### Goal of the exercise:
When the word "JSON" appears in a line of the data below, list that line.

### Input records:

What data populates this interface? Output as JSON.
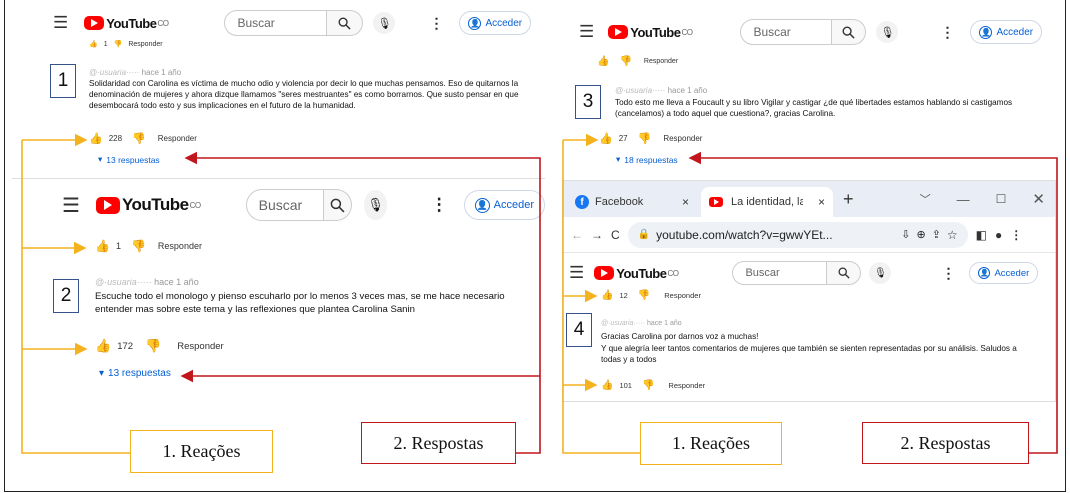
{
  "youtube": {
    "logo": "YouTube",
    "country": "CO",
    "search_placeholder": "Buscar",
    "signin": "Acceder"
  },
  "actions": {
    "reply": "Responder"
  },
  "comments": {
    "c1": {
      "label": "1",
      "time": "hace 1 año",
      "prev_likes": "1",
      "text": "Solidaridad con Carolina es víctima de mucho odio y violencia por decir lo que muchas pensamos. Eso de quitarnos la denominación de mujeres y ahora dizque llamamos \"seres mestruantes\" es como borrarnos. Que susto pensar en que desembocará todo esto y sus implicaciones en el futuro de la humanidad.",
      "likes": "228",
      "replies": "13 respuestas"
    },
    "c2": {
      "label": "2",
      "time": "hace 1 año",
      "prev_likes": "1",
      "text": "Escuche todo el monologo y pienso escuharlo por lo menos 3 veces mas,  se me hace necesario entender mas sobre este tema y las reflexiones que plantea Carolina Sanin",
      "likes": "172",
      "replies": "13 respuestas"
    },
    "c3": {
      "label": "3",
      "time": "hace 1 año",
      "text": "Todo esto me lleva a Foucault y su libro Vigilar y castigar ¿de qué libertades estamos hablando si castigamos (cancelamos) a todo aquel que cuestiona?, gracias Carolina.",
      "likes": "27",
      "replies": "18 respuestas"
    },
    "c4": {
      "label": "4",
      "time": "hace 1 año",
      "prev_likes": "12",
      "text1": "Gracias Carolina por darnos voz a muchas!",
      "text2": "Y que alegría leer tantos comentarios de mujeres que también se sienten representadas por su análisis. Saludos a todas y a todos",
      "likes": "101"
    }
  },
  "browser": {
    "tab1": "Facebook",
    "tab2": "La identidad, las",
    "url": "youtube.com/watch?v=gwwYEt..."
  },
  "labels": {
    "reacoes": "1. Reações",
    "respostas": "2. Respostas"
  },
  "colors": {
    "reactions_line": "#f4b21f",
    "replies_line": "#c0161c",
    "accent": "#065fd4"
  }
}
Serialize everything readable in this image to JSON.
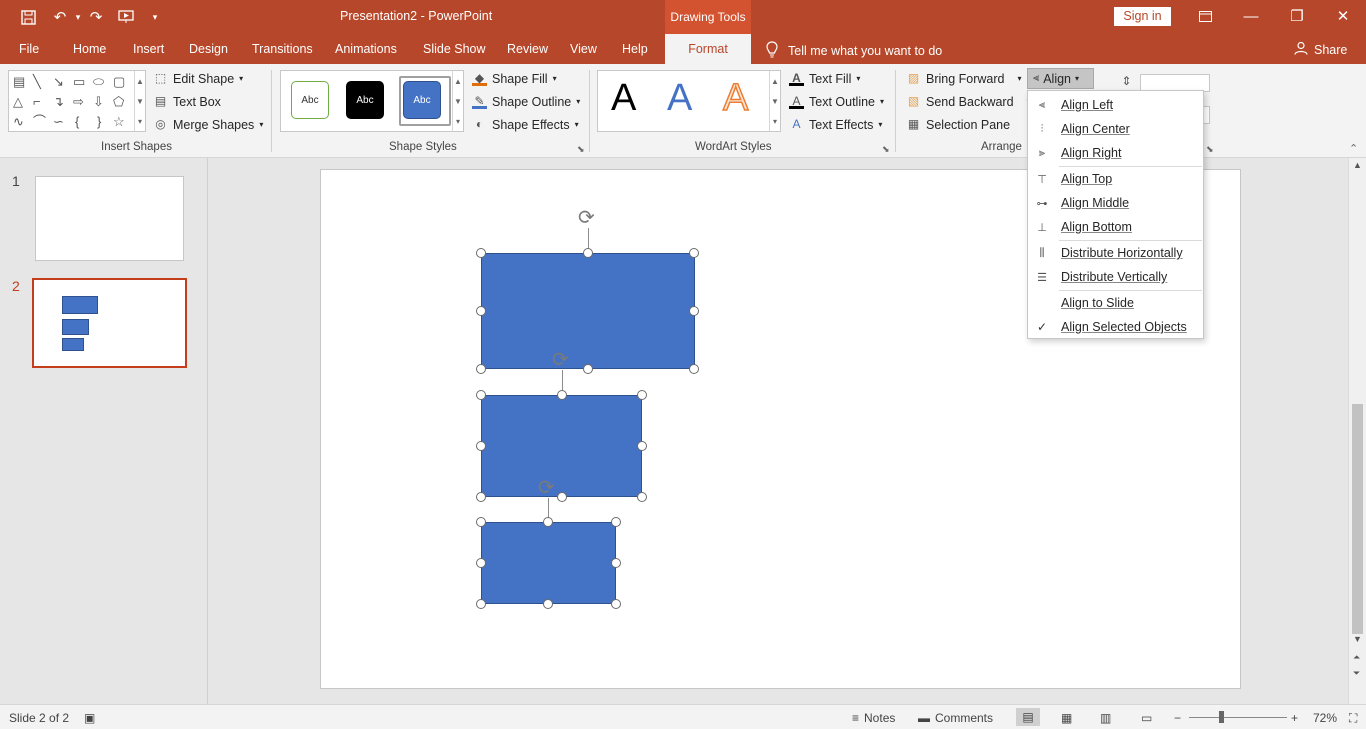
{
  "titlebar": {
    "doc_title": "Presentation2  -  PowerPoint",
    "contextual_tab_group": "Drawing Tools",
    "sign_in": "Sign in"
  },
  "tabs": {
    "file": "File",
    "home": "Home",
    "insert": "Insert",
    "design": "Design",
    "transitions": "Transitions",
    "animations": "Animations",
    "slide_show": "Slide Show",
    "review": "Review",
    "view": "View",
    "help": "Help",
    "format": "Format",
    "tell_me": "Tell me what you want to do",
    "share": "Share"
  },
  "ribbon": {
    "insert_shapes": {
      "label": "Insert Shapes",
      "edit_shape": "Edit Shape",
      "text_box": "Text Box",
      "merge_shapes": "Merge Shapes"
    },
    "shape_styles": {
      "label": "Shape Styles",
      "thumbs": [
        "Abc",
        "Abc",
        "Abc"
      ],
      "shape_fill": "Shape Fill",
      "shape_outline": "Shape Outline",
      "shape_effects": "Shape Effects"
    },
    "wordart_styles": {
      "label": "WordArt Styles",
      "letters": [
        "A",
        "A",
        "A"
      ],
      "text_fill": "Text Fill",
      "text_outline": "Text Outline",
      "text_effects": "Text Effects"
    },
    "arrange": {
      "label": "Arrange",
      "bring_forward": "Bring Forward",
      "send_backward": "Send Backward",
      "selection_pane": "Selection Pane",
      "align": "Align"
    }
  },
  "align_menu": [
    {
      "label": "Align Left",
      "icon": "align-left-icon"
    },
    {
      "label": "Align Center",
      "icon": "align-center-icon"
    },
    {
      "label": "Align Right",
      "icon": "align-right-icon"
    },
    {
      "label": "Align Top",
      "icon": "align-top-icon"
    },
    {
      "label": "Align Middle",
      "icon": "align-middle-icon"
    },
    {
      "label": "Align Bottom",
      "icon": "align-bottom-icon"
    },
    {
      "label": "Distribute Horizontally",
      "icon": "distribute-horizontally-icon"
    },
    {
      "label": "Distribute Vertically",
      "icon": "distribute-vertically-icon"
    },
    {
      "label": "Align to Slide",
      "icon": ""
    },
    {
      "label": "Align Selected Objects",
      "icon": "checkmark-icon",
      "checked": true
    }
  ],
  "slides": [
    {
      "number": "1"
    },
    {
      "number": "2",
      "selected": true
    }
  ],
  "statusbar": {
    "slide_info": "Slide 2 of 2",
    "notes": "Notes",
    "comments": "Comments",
    "zoom": "72%"
  },
  "colors": {
    "accent": "#b7472a",
    "shape_fill": "#4472c4",
    "selected_thumb_border": "#c43e1c"
  }
}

### Exercise output:
What data populates this interface? Output as JSON.
Serialize everything readable in this image to JSON.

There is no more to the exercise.